Even though different franchise categories have different issues when it comes to making money, Elgin believes there are three areas that all franchisees need to pay close attention to in order to thrive. "To maximize profitability, good operators focus on three areas--labor, rent and cost of goods sold," he says. "It's often the little stuff that eats away your profits. If you save a few points here and there, your profit and loss statement can get stunningly better."
In fact, with many businesses operating with single-digit profit margins, a half percent here or a percent there is often the difference between being in the red and being in the black. The road to profitability begins in the very first stage, Elgin says, and negotiating rent can be a determining factor.
"You have to make sure you get the right terms or you're going to live with that mistake for years and years," he says. "The best operators have good real-estate attorneys and drive hard bargains. It's fun to watch--they negotiate deals so much better than other franchisees get."
Elgin says labor is another expense that can eat profit margins if it's not controlled, especially in a food franchise. Like Clarino of Teriyaki Madness, restaurateurs need to constantly make sure their staffing levels are in sync with customer traffic. Without a clear understanding of customer patterns, those numbers can quickly get out of whack. "In a food business, if labor is budgeted at 35 to 40 percent of your expenses and you're running at 44 percent, you can change from being profitable to not profitable at all very quickly," Elgin says.
The last area to watch is cost of goods sold. Holding an inventory of products that aren't moving off the shelf or being used is another way to lose profit margin. Restaurants often lose several percentage points to product spoilage and "shrinkage" (a euphemism for employee theft).
Cunningham notes that part of the burden of profitability falls on the franchisor, too. The amount of training and support franchisees receive can be critical in helping them get up to speed quickly. "Support and training are paramount," he says. "If you get two or three weeks of training, that's great. If you have a person assigned to you from the franchisor who works day in and day out with you for the first 90 days, that's even better.
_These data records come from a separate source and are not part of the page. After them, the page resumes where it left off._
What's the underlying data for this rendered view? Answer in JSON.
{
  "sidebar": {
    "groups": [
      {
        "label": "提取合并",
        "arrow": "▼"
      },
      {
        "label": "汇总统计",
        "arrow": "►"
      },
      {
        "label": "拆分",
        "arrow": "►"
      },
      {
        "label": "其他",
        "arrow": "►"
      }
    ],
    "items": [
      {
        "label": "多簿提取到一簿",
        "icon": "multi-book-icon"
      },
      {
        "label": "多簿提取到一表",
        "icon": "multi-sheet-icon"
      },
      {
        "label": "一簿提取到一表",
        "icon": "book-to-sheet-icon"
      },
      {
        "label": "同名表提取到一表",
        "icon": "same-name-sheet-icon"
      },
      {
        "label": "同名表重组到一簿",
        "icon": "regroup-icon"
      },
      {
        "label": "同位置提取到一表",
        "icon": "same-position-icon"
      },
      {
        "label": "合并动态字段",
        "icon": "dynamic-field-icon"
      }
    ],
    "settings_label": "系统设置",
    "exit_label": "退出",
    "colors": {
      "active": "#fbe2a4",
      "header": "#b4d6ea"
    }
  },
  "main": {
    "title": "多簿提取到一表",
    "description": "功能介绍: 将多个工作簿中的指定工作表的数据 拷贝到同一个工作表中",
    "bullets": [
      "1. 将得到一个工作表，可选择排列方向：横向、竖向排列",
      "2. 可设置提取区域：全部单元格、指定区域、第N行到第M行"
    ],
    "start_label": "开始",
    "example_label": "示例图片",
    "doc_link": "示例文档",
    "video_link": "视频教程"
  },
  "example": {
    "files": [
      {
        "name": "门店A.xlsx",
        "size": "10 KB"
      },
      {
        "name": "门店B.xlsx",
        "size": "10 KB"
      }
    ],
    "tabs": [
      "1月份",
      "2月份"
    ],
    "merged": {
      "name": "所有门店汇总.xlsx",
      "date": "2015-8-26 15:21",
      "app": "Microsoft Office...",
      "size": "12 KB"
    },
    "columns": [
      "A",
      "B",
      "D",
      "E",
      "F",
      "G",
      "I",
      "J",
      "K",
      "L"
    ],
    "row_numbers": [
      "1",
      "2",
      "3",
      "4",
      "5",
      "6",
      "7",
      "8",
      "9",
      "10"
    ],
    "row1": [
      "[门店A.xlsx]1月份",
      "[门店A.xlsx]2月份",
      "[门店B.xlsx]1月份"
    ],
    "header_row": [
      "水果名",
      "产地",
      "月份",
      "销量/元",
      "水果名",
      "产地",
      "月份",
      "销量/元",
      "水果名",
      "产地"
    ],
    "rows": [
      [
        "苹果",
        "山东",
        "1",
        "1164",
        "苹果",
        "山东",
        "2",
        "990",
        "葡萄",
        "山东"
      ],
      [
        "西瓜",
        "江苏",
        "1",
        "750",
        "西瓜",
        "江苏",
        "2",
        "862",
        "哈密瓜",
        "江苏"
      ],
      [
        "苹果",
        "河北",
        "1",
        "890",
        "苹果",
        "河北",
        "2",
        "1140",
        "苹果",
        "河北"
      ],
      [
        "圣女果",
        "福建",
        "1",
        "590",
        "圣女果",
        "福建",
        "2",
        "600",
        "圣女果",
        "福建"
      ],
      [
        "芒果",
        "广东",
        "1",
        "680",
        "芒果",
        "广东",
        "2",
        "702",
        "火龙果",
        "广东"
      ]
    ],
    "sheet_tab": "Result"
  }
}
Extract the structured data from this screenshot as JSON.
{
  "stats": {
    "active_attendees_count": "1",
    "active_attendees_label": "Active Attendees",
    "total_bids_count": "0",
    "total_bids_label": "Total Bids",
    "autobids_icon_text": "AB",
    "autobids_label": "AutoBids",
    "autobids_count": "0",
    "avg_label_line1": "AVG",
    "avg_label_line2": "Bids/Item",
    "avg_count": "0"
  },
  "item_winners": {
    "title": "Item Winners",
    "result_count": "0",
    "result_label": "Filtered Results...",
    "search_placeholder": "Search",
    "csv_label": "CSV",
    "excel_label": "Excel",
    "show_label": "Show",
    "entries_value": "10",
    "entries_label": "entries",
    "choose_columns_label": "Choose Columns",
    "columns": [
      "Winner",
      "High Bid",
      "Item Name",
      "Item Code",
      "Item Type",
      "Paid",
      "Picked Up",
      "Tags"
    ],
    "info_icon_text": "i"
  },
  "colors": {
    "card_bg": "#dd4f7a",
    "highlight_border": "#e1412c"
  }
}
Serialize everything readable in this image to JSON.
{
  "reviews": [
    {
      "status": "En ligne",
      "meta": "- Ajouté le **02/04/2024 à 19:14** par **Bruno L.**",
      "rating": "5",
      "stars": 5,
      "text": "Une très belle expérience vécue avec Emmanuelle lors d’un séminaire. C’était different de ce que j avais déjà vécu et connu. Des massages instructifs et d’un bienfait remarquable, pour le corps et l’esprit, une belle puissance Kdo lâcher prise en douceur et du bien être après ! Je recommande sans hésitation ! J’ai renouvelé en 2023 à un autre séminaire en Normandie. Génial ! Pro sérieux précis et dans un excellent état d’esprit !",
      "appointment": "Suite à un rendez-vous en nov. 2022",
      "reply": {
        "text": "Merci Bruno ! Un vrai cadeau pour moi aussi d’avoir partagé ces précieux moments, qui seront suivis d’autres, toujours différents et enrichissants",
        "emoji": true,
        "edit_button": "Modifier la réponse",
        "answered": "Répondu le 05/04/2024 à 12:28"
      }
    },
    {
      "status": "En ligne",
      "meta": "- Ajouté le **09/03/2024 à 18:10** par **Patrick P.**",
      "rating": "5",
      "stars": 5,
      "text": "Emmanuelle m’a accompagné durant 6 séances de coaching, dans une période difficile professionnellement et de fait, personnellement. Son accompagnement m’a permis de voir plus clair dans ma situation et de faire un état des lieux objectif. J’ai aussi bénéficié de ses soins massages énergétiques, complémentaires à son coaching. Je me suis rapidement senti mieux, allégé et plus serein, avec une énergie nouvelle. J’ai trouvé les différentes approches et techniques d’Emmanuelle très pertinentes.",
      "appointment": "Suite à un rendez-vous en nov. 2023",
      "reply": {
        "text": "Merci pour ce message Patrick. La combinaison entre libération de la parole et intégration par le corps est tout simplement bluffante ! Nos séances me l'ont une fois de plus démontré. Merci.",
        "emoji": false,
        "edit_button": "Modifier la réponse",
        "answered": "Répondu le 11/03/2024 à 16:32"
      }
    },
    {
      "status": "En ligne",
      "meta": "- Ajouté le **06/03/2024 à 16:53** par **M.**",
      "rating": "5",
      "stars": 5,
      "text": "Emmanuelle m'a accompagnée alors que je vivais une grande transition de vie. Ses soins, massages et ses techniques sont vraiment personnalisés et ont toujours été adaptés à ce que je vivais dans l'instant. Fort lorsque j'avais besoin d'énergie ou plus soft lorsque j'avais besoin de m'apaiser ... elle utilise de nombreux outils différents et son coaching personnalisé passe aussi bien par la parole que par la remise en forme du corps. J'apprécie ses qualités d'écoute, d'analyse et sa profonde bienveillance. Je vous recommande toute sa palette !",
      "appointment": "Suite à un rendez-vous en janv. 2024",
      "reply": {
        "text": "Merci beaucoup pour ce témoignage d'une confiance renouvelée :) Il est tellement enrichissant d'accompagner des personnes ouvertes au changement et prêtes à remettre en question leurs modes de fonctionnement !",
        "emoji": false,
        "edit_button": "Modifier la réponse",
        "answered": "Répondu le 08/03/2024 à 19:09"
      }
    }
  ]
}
All those things drive a more successful business. Those collective resources result in higher profitability if the support is there."
Copyright © 2013 Entrepreneur.com, Inc.